I was born in 1955. I share my birthyear with men like Steve Jobs, cofounder of Apple Computer; Bill Gates, founder of Microsoft; Eric Schmidt, CEO of Google; Vinod Khosla and Andy Bechtolsheim, cofounders of Sun Microsystems. According to Malcolm Gladwell in his book Outliers, 1955 was a magical year in which to be born—if you were born in the right place (Silicon Valley), with the right opportunities, with a bent toward computer programming. And, since all the examples Gladwell provided were white men, I would add if you were the right gender, and the right race. So while I was born white in 1955, my place of birth was southcentral Mississippi. My culture knew nothing of computers and computer software; these weren’t even a topic for consideration, certainly not for a woman. What was an integral part of my culture at that time was racism. Having grown up in Mississippi in the 1960s, that I know all too well. And to me, even as a child, treating people as “less than” based on the color of their skin felt terribly wrong.
I’ve since learned that different areas of Mississippi had very different views on race, even at that time in history. I would venture to say it’s like that all across the South, with some areas being deeply entrenched in patterns of behavior and attitudes that can be traced back many generations while others exhibit very different attitudes. I was from the small town of New Hebron, a town that was founded by my great-great grandfather in the early 1900s. New Hebron was also the hometown of John Perkins, international speaker and teacher on issues of racial reconciliation; he tells his powerful story in his book, Let Justice Roll Down. There is much that needs to be told about these early years of my life, and it will be told—later, when I can fully explore and explain how those days shaped my future. At this point it is enough to say that when I read about the Grimké sisters’ struggle to obtain freedom for slaves, I understood. And in my day, just as in their day, nowhere was the subordination of the “Negro race” proclaimed more loudly than from the pulpits of southern churches. Many pastors asserted emphatically that the “plain meaning of biblical texts” made it clear that slavery had been ordained by God, as had the subservient role of the Negro. Not to accept this teaching was to deny the authority of the Scripture, or so it was proclaimed.
In the fall of 1973, I accepted a position as Minister of Music at a little church in Jackson, MS. I was an 18-yr-old college junior at the time, and this would be my first job. I had always wanted to have some sort of job, even a summer job, but my father was adamant that neither his wife nor his daughter would work outside the home. Like so many men of that time, he saw a working female in his family as a personal affront to his manhood. My arguments and pleas had gone unheeded, however; his only response had been that he would pay me to stay home if it was a matter of money. I couldn’t make him understand that wasn’t the issue; I wanted to use my abilities, to develop skills, to learn. Finally, at 18, I had reached an age where I could begin to fulfill this desire, though not without ongoing opposition and disapproval from my father.
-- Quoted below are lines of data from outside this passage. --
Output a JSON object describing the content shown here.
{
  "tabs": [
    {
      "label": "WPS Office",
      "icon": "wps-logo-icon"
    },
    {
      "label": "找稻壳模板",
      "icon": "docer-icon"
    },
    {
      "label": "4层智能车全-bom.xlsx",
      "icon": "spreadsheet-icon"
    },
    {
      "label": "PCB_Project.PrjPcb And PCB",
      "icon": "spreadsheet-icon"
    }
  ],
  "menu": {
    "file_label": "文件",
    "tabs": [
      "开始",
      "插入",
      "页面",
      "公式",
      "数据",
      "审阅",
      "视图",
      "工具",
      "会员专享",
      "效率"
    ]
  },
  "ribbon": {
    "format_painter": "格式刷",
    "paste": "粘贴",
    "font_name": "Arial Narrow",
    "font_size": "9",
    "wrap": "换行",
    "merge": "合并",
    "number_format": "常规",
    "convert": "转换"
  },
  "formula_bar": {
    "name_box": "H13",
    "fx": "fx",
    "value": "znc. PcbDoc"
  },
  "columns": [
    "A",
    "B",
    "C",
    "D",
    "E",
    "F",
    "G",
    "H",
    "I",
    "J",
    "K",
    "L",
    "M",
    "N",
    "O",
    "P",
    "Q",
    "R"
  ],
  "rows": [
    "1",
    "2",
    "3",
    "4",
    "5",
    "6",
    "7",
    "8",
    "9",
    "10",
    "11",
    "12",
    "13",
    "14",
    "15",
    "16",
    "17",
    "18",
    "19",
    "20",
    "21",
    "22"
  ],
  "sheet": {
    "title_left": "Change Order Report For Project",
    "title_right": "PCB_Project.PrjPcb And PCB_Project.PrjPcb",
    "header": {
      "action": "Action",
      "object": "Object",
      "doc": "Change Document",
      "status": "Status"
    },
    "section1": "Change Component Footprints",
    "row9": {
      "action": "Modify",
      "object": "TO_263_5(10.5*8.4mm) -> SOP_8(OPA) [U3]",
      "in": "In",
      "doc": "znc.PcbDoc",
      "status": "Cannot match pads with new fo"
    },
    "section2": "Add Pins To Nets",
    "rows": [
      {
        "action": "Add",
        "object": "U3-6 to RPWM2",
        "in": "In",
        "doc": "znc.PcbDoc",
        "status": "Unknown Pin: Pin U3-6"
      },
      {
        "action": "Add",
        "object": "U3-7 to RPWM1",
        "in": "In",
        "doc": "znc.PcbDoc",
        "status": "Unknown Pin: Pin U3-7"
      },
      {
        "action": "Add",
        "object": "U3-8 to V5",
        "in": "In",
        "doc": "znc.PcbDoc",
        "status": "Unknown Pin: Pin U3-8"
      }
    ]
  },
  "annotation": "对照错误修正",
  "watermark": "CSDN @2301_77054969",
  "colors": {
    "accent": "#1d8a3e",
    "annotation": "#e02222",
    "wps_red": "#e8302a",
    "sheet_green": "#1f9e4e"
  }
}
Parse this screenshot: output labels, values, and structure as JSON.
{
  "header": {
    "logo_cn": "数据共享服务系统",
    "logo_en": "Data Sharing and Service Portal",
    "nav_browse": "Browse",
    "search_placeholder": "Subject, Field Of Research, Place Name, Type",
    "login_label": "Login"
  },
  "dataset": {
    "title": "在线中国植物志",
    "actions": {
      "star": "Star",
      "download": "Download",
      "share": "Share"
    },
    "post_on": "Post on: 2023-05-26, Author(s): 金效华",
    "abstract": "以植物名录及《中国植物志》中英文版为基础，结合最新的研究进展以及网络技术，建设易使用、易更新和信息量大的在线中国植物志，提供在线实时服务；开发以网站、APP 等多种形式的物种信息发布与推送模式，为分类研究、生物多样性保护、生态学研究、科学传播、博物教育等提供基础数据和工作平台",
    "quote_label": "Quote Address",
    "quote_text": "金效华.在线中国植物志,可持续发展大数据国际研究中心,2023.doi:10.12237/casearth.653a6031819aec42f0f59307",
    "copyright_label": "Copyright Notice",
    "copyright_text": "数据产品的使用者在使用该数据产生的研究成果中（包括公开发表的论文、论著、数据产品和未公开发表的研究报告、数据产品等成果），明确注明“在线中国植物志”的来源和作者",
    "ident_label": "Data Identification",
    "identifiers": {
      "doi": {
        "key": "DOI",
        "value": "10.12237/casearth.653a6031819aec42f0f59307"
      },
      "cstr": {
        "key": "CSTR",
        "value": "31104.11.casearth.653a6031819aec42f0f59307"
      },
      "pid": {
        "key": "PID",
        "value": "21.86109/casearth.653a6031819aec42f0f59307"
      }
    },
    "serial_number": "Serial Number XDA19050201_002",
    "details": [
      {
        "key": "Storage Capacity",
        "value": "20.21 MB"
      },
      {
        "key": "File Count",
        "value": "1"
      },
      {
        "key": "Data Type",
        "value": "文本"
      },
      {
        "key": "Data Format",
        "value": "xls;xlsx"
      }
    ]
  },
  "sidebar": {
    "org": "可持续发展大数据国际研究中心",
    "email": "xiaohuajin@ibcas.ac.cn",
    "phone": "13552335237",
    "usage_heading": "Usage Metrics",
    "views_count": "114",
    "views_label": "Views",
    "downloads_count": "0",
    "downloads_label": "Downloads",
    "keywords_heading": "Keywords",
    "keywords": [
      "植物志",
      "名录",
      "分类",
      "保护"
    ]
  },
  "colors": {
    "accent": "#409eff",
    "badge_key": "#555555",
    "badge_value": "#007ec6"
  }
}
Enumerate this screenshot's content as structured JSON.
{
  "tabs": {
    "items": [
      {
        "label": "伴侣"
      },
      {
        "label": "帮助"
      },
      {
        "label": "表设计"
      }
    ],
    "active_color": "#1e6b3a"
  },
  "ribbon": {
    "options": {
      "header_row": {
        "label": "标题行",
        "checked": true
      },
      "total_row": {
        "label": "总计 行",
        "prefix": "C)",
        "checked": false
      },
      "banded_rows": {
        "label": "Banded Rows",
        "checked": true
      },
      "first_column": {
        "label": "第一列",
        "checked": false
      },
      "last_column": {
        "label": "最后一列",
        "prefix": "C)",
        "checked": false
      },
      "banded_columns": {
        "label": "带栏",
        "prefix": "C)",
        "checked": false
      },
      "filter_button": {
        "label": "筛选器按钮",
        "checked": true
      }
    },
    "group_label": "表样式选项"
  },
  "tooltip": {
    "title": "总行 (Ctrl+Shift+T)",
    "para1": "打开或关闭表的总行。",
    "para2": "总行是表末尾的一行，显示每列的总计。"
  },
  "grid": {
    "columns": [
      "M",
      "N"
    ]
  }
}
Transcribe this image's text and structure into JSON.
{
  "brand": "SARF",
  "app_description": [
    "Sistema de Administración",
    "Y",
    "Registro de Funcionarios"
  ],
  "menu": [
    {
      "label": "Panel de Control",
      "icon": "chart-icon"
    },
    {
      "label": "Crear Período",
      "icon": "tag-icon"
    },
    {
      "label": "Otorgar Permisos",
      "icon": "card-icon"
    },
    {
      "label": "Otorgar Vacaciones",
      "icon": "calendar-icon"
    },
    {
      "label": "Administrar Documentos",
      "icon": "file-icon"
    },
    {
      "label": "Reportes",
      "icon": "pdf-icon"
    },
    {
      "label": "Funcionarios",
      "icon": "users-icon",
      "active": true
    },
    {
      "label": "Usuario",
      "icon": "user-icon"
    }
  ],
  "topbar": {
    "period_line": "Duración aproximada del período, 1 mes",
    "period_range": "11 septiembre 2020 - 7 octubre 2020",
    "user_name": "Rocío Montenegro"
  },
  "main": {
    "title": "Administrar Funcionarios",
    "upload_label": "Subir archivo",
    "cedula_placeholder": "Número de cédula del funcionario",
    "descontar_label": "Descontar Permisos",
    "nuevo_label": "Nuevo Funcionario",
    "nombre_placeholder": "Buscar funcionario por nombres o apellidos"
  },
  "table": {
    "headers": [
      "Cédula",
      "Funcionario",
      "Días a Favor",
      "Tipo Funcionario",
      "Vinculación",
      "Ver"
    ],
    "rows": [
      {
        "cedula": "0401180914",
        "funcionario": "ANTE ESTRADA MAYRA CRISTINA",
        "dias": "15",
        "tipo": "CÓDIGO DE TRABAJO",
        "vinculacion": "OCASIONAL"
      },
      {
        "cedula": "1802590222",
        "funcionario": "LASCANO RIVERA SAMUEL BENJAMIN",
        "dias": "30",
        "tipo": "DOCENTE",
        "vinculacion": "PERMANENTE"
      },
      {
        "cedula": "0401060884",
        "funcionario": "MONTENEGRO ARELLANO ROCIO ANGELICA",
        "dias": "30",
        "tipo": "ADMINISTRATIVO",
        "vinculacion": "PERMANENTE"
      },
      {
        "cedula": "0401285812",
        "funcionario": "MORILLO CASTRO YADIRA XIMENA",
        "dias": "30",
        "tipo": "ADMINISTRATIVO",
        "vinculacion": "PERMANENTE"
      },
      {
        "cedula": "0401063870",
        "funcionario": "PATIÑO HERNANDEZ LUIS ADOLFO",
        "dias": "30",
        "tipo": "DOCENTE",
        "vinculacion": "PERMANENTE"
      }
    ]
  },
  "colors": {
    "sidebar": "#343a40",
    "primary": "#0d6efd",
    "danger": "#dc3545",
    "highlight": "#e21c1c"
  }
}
Since the church was actually a mission outreach of Calvary Baptist Church in Jackson, the position was Sundays only. The church was located in a mostly black area of Jackson, yet all the members were white. I wondered about this at first, but decided that maybe people who lived in the area were hesitant to come, since blacks and whites generally didn’t worship together. I hoped that would change in time; it was the 1970s, after all, and much was changing in Mississippi in the ‘70s—that’s another story that should and will be told, but later. I soon noticed that every Sunday morning two men sat beside the entry door throughout the service. I guessed this was a security precaution since this part of town wasn’t exactly known for its safety. Then one Sunday morning, something happened that showed how wrong I was. Not long after the service started, the door opened and a black man walked into the sanctuary. The two men beside the door immediately rose, took him by the arms, turned, and escorted him back out. I was stunned, scarcely believing what I’d witnessed. The men weren’t stationed there for protection; they were there to make sure no black person entered the sanctuary.
As soon as the service ended, I approached the pastor and told him I needed to talk to him in private. I needed to be sure I was interpreting what I had seen correctly. I asked the question, then listened as he explained that this was indeed the reason the men sat by the entry door each week, that to allow black people into the church would be “disruptive,” that they really didn’t want to come to worship but to “cause trouble,” that the races needed to worship “with their own kind,” that this separation of the races was “ordained by God.” Since this wasn’t the first time I’d heard this kind of teaching, I was ready with a challenge. We debated the issue briefly, respectfully but with intensity, then I told him I would not be part of a church that excluded people on the basis of their race. He pled with me to “be reasonable,” to accept the “clear teachings” of the Bible; I responded that the teachings he was promoting were perversions of biblical teachings and did not express the heart of Christ. Not surprisingly, my words fell on deaf ears. I resigned my position in the church on the spot, and never went back.
This happened in the spring of 1974. Little did I know then that just a few months later I would be in Switzerland, and would again be confronting this belief that the Bible clearly teaches the subordination of races in an unexpected way, on an even deeper level.